The preschoolers also learn practical skills to build a foundation for lifelong health. “They learn about washing their hands, covering their coughs and brushing their teeth,” says Health and Nutrition Services Coordinator Dana Crawford. “All things we hope will contribute to positive health outcomes.”

Integrated family services

Family Services Coordinator Jacquie Keller says to help children get the best start possible, they also work closely with parents, taking family goals and needs into consideration.

Family advocates partner with parents to make sure they know about and are comfortable accessing community resources such as crisis services and temporary housing, medical and dental services, and training and education opportunities. Family advocates and teachers also visit Head Start families throughout the year.

“The visits are individualized for the family and the child,” Jacquie says. “There are parenting education and goal-setting elements for parents, with support and resources from the program. This strengthens the working relationship between home and school.”

Dana says they work with families to identify goals for their children’s health and help set measurable and attainable targets.

“Rather than telling folks to do this laundry list of things to achieve health, we look at each child and family and where they are right now,” she says. “If we’re talking about nutrition, we discuss what their child eats in a day and offer suggestions like ‘make half your grains whole grains.’ We support parents’ success with small steps toward better health.”

Advocates in the community

Head Start families, due to generational or circumstantial reasons, are at or below the poverty line. “Part of our role is advocating for these families,” Dana says. “We connect with our community partners to stay up-to-date with available resources and to advocate for the needs of children and families.”

The center gives its families information that aligns with the American Academy of Pediatrics and is in regular contact with local pediatricians so they can be aware of any health concerns trending in the community.

For instance when parents had questions about the meningococcal B outbreak on campus last year the program brought in a local pediatrician to speak with parents and address concerns, highlighting the importance of regular immunizations.

An active research and training lab

Megan McClelland, Hallie Ford Director for the Center for Healthy Children and Families, says the center provides researchers the opportunity to conduct and translate research with children and families from diverse backgrounds. Research topics, such as self-regulation and cognitive problem solving, have been integrated into daily activities.

“The research topics have varied over the years,” Dana says. “We’re a good fit for various disciplines on campus.”

Oregon State students enrolled in HDFS 430 also have access to the center as an internship location, and students frequently accompany family advocates on home visits.

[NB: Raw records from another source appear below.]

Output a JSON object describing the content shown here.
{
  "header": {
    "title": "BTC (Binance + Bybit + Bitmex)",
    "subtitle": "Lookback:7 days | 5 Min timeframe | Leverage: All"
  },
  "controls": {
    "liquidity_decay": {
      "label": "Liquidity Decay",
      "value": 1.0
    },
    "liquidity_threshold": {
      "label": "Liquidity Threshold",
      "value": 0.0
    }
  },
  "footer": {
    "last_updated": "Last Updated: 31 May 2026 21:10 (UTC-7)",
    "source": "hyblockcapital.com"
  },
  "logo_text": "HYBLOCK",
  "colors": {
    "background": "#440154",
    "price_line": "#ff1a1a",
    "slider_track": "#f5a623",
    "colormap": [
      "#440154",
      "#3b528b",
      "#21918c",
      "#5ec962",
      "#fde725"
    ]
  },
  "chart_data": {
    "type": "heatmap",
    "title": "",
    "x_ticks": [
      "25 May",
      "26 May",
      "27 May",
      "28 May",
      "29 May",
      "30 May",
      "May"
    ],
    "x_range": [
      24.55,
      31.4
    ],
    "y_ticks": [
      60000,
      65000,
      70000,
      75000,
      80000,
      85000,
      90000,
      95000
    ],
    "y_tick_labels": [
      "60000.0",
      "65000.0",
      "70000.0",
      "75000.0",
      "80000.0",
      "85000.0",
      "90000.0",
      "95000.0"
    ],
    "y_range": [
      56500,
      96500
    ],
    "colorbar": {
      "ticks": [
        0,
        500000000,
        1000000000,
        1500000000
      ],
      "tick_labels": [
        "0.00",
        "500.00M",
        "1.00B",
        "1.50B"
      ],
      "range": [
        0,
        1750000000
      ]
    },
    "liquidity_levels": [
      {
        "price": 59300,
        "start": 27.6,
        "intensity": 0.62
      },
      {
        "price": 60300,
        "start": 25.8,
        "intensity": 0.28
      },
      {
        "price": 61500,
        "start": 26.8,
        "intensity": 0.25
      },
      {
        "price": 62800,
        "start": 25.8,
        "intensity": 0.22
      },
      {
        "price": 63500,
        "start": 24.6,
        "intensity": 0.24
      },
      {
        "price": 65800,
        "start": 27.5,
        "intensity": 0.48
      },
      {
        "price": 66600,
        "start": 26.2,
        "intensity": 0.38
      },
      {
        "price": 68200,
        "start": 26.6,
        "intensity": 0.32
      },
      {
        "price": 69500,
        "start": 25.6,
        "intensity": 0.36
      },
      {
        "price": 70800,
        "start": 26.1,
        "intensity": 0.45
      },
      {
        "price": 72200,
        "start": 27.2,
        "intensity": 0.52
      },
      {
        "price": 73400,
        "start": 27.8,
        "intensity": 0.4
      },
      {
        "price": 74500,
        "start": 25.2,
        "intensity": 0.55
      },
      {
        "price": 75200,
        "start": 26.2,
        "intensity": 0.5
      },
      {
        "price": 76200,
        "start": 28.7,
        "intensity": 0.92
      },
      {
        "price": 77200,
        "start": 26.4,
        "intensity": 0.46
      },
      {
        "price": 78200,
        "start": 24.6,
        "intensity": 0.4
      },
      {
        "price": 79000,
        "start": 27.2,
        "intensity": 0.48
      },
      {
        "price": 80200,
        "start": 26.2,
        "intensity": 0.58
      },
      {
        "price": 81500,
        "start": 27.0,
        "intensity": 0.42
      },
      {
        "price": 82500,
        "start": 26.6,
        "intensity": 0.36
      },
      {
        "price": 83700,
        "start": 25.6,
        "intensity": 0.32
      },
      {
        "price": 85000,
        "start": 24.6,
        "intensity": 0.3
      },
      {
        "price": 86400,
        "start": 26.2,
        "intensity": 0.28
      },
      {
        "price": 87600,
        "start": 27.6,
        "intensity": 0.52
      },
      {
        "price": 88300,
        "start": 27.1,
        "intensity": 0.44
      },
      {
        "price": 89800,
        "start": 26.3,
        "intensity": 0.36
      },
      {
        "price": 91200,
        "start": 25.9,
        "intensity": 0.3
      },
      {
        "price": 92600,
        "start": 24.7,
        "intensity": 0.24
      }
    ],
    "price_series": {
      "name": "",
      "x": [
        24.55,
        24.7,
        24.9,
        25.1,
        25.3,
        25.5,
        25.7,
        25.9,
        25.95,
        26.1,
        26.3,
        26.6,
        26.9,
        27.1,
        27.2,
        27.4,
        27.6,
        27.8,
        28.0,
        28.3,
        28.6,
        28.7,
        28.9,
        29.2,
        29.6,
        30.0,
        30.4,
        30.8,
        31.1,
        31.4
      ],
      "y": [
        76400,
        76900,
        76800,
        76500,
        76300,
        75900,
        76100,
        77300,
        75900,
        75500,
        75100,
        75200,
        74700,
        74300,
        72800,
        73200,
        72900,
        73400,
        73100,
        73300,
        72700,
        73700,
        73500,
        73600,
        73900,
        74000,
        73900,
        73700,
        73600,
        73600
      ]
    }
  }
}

“They get a new perspective and a more complete understating of who the kids are,” Jacquie says. “Home visits offer an opportunity to connect with parents and families in a personal and meaningful way.”

Yeng Thao, ’15, was hired as a behavior technician for children with autism immediately after graduating. “I was hired on the spot after telling them about my experience with HDFS 430 and the CDC and how much it has impacted me,” Yeng says.

Dana says practicum students particularly enjoy the hands-on learning offered by the preschool environment. They have the opportunity to lead fun, healthy classroom activities such as tasting tables, where preschoolers may be surprised to learn they like baked kale chips.

Kinesiology students in Jennifer Beamer’s Facilitating Physical Activity for Children and Youth course lead children in 20-minute physical activity lessons. “Typically, they work on gross motor skills and touch on the cognitive and emotional learning aspects related to physical activity,” Jennifer says.

“We are a multi-faceted program,” says Kathleen, who taught for five years before becoming director in 2014. “We respect and honor the uniqueness of everyone who walks through our doors and offer support to hone the skills needed to be successful once they leave our program.”